Euro Sportive – L’eroica
Beautiful Tuscan scenery, gruelling gravel roads and a big dose of nostalgia
A gruelling Italian challenge that harks back to a heroic age of cycling.
What’s it all about? If you’re giving your ride a name that means ‘Heroic’, you’re giving yourself a lot to live up to. Fortunately, in this case, the name is very well deserved – L’eroica is truly a ride for heroes, as well as one that celebrates the heroes of cycling’s past – the likes of Bartali and Coppi – and their incredible feats. It was created in 1997 (2017 is its 21st edition) by Giancarlo Brocci, who wanted to be reconnected with the cycling of bygone times, without the pampering provided by modern bikes and road surfaces. In true romantic Italian style, Brocci described the 92 participants of that first ride as ‘hunters of feeling and emotion’. Another of the ride’s aims was to protect and preserve Tuscany’s famous ‘ strade bianche’ – literally ‘white roads’ – that crisscross the region. These unsurfaced gravel roads are Italy’s answer to the pavé (cobbled farm tracks) of northern Europe, and just as challenging to ride.
What are the route options?
There are five routes to choose from, all starting from the town of Gaiole in Chianti. The 46km Leisure Route takes in the striking landscape of Chianti vineyards, as well as views of the historic city of Siena. At 75km with a four-hour time limit, the Short Route is regarded as the ‘gateway’ to the true mythical challenge of L’eroica, featuring plenty of legendary Tuscan hospitality. The Chianti Classico Route is 115km, of which 40km is on the strade bianche, including some seriously tough hilly sections, hitting gradients of 18%. At 135km, the Medium Route is longer but not quite as tough – instead, its appeal is some of Tuscany’s most beautiful scenery, including the medieval village of Buonconvento. If you want to sample the full authentic L’eroica experience, though, you need to take on the 209km Long Route, which is essentially all the other rides rolled into one epic adventure with over 3,200m of climbing, and magical moments such as riding at night to the candle-lit Castello di Brolio. Setting off at 5.30am, you’ll also get to enjoy the stunning sight of the sunrise over the Tuscan countryside. This is a ride for experienced cyclists, though – don’t underestimate the challenge of descending steep, twisty gravel roads, or the seriously arduous climbs.
What bike do I need?
The rules state that only riders with ‘heroic’ bikes are allowed to take part, which it defines as follows: ‘for a start, they must be steel- framed road bikes built before 1987. With a couple of exceptions, aluminium bikes are forbidden, and carbon is a definite no-no. Down tube gear shifters are the norm, although some models of bar-end shifters are allowed, as long as they are of the right vintage.

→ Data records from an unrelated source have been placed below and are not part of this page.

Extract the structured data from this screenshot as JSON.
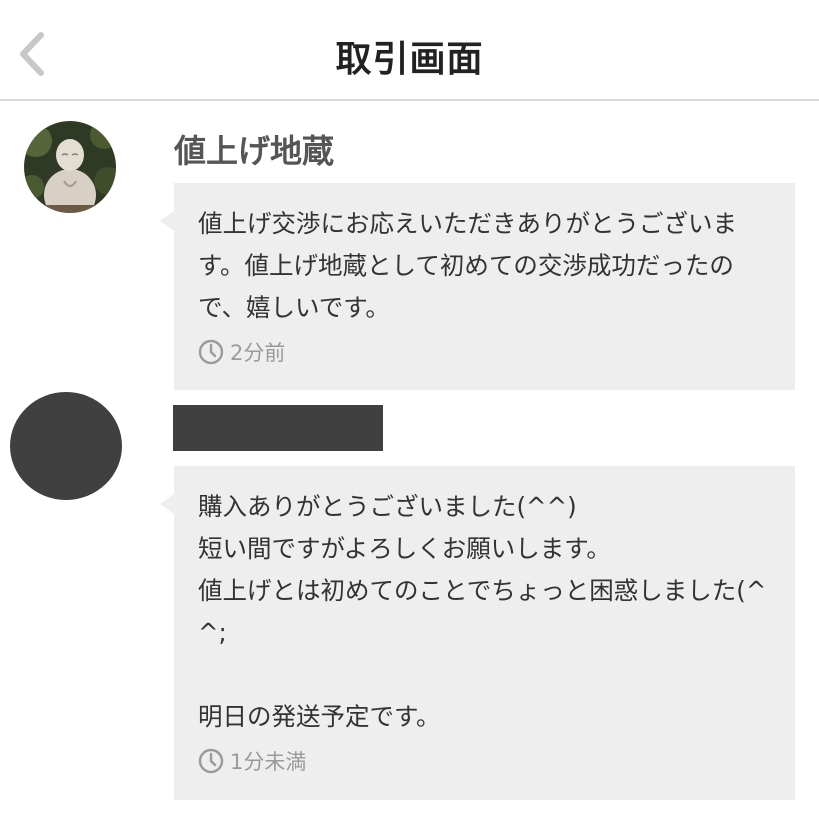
{
  "header": {
    "title": "取引画面",
    "back_icon": "chevron-left-icon"
  },
  "messages": [
    {
      "sender": "値上げ地蔵",
      "avatar": "jizo-statue-photo",
      "text": "値上げ交渉にお応えいただきありがとうございます。値上げ地蔵として初めての交渉成功だったので、嬉しいです。",
      "time": "2分前"
    },
    {
      "sender": "",
      "avatar": "redacted-avatar",
      "text": "購入ありがとうございました(^^)\n短い間ですがよろしくお願いします。\n値上げとは初めてのことでちょっと困惑しました(^^;\n\n明日の発送予定です。",
      "time": "1分未満"
    }
  ],
  "colors": {
    "bubble": "#eeeeee",
    "redacted": "#404040",
    "meta_text": "#9a9a9a"
  }
}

When it comes to pedals, stick to traditional clips and toestraps. Brake cables should be external and wheels should have a minimum 32 spokes and low-profile rims.’ Some riders sneakily break some of these rules but part of the reason for doing an event like this is to enter into the heroic spirit, and many take this to the extreme, riding ancient pre-war singlespeed bikes with wholly authentic period components and kit.
Is it a big event?
From that first ride with just 92 entrants, L’eroica has grown to attract 5,500 riders from over 30 different countries. It has also spawned several offshoot events, including
THE STRADE BIANCHE ARE ITALY’S ANSWER TO NORTHERN EUROPE’S PAVÉ
L’eroica Britannia, which takes place in Buxton, Derbyshire in June – find out more at eroicabritannia.co.uk.
What’s on offer at the feed stations?
Don’t expect to find the usual energy bars and gels – in keeping with the retro character of the event, the food offerings are more along the lines of cheese, dried meats, fruit and ciabatta, all washed down with plenty of the local wine. This is more of a festival of cycling than a race or sportive, and a real sense of celebration and enjoyment pervades every aspect of it – which goes some way to compensating for the sheer suffering you’ll experience on the ride itself.
How do I get there?
The nearest major airport is Pisa, which is served by direct flights from most major UK airports. Return flights from London Stansted start at around £50. WHEN: SUNDAY 1ST OCTOBER 2017 WHERE: GAIOLE IN CHIANTI, SIENA, ITALY DISTANCE: 46KM/75KM/115KM/ 135KM/209KM ELEVATION: 3,251M ON THE LONG ROUTE COST: €105 (£95) SIGN UP: EROICAGAIOLE.COM
Riders on the Long Route set off before the sun comes up
Vintage bikes and clothing are a big part of L’eroica’s charm – as is the stunning Tuscan scenery